With this comes the ongoing debate surrounding homework - following seven or so hours of learning in school, just how beneficial is it to students? 

Speaking on High Noon, former headmaster and director of Godsil Education Arthur Godsil said the practice has to be changed.

"Homework should not be part of the time that takes place after school when children go home," he said. "There's plenty of time in the school day for that to happen."

Mr Godsil said teachers talk to much, and don't try to "push the learning down". However, he said teachers are still the best monitors when it comes to learning, not parents.

"Education is not just about learning the curriculum, it's about interacting with your peers, your siblings, you parents," he said. "That learning is as important sometimes.

"Children nowadays are time poor. Why would you ask a child having done seven hours work in a school to come home and do three hours on top of that?"

Mr Godsil also criticised the Leaving Certificate examination process, calling it "deeply flawed".

He also cited the Finnish and Japanese approach to homework, with both countries giving students little to no homework.

"It causes so many problems because it's not set correctly in the vast majority of cases.
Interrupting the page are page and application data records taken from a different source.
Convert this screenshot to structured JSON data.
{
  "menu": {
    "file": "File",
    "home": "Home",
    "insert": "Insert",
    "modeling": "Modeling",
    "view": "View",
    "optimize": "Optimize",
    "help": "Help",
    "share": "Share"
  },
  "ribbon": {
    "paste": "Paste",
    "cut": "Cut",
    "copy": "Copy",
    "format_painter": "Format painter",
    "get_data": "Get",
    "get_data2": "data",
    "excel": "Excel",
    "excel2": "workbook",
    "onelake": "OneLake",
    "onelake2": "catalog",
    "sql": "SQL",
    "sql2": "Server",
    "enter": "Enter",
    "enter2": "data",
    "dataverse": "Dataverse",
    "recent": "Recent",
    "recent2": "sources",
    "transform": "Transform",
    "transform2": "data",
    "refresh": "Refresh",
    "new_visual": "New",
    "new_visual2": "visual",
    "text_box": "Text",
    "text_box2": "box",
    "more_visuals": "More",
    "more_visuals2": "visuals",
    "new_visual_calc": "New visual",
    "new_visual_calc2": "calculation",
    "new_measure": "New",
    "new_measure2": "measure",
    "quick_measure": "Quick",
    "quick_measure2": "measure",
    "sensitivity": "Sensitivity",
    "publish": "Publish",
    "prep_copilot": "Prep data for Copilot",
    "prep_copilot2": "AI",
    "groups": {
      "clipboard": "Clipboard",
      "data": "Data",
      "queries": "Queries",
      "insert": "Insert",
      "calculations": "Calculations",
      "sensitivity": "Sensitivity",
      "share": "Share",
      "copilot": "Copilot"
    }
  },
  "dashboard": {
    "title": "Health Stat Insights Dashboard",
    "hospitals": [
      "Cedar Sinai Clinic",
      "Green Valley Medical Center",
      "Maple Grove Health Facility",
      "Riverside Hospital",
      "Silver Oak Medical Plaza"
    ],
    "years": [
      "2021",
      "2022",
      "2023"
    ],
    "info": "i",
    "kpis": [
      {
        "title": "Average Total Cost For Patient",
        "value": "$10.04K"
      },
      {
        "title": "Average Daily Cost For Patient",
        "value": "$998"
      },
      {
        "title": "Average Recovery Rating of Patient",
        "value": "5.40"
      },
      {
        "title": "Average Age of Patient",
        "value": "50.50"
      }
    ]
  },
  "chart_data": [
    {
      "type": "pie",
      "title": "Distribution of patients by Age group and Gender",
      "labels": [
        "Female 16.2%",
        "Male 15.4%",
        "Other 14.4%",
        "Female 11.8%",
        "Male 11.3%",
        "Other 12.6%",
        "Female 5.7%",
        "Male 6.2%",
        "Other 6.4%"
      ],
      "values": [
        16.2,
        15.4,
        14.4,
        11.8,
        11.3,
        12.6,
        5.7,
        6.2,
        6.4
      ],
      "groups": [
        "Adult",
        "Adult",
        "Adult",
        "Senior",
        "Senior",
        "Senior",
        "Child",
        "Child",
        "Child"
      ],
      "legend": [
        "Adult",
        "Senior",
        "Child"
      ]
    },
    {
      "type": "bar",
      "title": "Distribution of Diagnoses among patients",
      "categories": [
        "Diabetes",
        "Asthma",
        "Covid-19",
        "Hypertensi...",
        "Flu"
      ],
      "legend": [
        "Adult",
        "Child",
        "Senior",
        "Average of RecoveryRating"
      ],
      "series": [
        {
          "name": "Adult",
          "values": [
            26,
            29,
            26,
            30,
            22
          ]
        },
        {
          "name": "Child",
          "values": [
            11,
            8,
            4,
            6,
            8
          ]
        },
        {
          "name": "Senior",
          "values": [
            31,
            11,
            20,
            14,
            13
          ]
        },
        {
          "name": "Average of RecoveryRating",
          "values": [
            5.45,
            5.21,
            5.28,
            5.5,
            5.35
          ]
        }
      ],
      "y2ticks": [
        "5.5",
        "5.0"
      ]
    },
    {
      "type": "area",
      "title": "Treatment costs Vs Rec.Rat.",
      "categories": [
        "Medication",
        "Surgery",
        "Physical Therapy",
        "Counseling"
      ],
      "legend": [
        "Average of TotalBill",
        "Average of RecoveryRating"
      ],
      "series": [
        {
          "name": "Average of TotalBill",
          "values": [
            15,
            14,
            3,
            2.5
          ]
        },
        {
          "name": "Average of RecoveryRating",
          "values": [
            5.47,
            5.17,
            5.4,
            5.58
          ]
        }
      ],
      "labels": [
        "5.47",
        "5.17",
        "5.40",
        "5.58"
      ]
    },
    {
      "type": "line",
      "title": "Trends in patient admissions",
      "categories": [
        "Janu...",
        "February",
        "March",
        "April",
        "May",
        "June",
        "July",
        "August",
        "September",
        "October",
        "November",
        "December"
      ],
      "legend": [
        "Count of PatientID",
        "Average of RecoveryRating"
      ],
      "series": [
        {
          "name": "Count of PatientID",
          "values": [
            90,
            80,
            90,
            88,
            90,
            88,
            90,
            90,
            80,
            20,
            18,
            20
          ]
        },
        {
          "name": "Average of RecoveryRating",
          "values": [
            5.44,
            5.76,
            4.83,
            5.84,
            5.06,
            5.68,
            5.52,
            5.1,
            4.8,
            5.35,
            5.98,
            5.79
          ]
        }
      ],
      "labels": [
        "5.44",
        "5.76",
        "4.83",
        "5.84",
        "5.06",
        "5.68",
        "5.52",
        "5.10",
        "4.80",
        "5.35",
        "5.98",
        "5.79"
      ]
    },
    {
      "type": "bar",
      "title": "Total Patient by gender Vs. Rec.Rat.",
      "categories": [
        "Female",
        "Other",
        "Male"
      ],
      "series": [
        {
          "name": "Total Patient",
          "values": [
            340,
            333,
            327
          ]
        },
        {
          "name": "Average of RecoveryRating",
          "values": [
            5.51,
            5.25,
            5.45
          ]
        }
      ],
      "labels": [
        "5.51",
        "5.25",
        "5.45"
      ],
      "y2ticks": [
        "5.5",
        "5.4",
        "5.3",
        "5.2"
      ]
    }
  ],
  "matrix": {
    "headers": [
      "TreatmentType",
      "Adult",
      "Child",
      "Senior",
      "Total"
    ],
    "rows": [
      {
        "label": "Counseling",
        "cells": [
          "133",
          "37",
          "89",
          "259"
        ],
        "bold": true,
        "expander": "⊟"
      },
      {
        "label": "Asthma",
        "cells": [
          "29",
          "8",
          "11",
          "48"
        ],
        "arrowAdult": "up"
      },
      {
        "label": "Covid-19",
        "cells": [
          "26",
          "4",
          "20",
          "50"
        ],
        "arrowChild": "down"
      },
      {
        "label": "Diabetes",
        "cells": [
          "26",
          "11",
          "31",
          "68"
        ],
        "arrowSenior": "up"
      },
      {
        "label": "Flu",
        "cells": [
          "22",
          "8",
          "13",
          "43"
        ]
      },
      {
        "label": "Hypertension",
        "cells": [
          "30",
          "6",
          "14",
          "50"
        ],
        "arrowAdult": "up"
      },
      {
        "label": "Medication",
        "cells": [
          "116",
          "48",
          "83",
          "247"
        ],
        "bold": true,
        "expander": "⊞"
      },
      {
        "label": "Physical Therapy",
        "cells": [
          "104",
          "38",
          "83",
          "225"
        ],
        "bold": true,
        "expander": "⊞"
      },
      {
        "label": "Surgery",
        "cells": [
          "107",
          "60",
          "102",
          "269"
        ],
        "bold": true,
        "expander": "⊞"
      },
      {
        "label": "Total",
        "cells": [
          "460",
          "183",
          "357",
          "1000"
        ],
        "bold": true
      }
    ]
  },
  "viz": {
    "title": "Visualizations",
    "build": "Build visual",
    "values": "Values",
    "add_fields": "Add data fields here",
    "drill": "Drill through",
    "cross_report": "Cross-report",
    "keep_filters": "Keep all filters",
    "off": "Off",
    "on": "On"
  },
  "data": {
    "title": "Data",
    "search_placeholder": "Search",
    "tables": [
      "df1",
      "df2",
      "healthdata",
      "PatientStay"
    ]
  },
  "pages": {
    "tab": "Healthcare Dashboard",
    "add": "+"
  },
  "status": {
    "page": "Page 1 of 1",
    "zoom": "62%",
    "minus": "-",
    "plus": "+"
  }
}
Inquiry-based exponential learning is what really sets people up for the future."

'Idealistic'

Bernie Sheridan. guidance counselor at Mercy College Sligo and founder of Student Quote, said the concept of giving children no homework is "idealistic".

"The reality is the system is the way that it is at the moment," she said. "If they don't have homework, they will not have the maturity to do the study that's required.

"I'm not saying the schooling system is right or that it's the only way to learn, but let's face it - the Leaving Cert is the essential platform from which we jump on to the other aspects of our life."

Ms Sheridan continued by saying the examination system in place means some structured homework for students, within reason, is necessary. 

According to Ms Sheridan, what needs to change is the curriculum, saying students looking to achieve high points have told her that homework is key for getting them.

"If we're going to change it, it has to involve the teachers. They have to be sold on it, the students have to be sold on it, the parents have to be sold on it."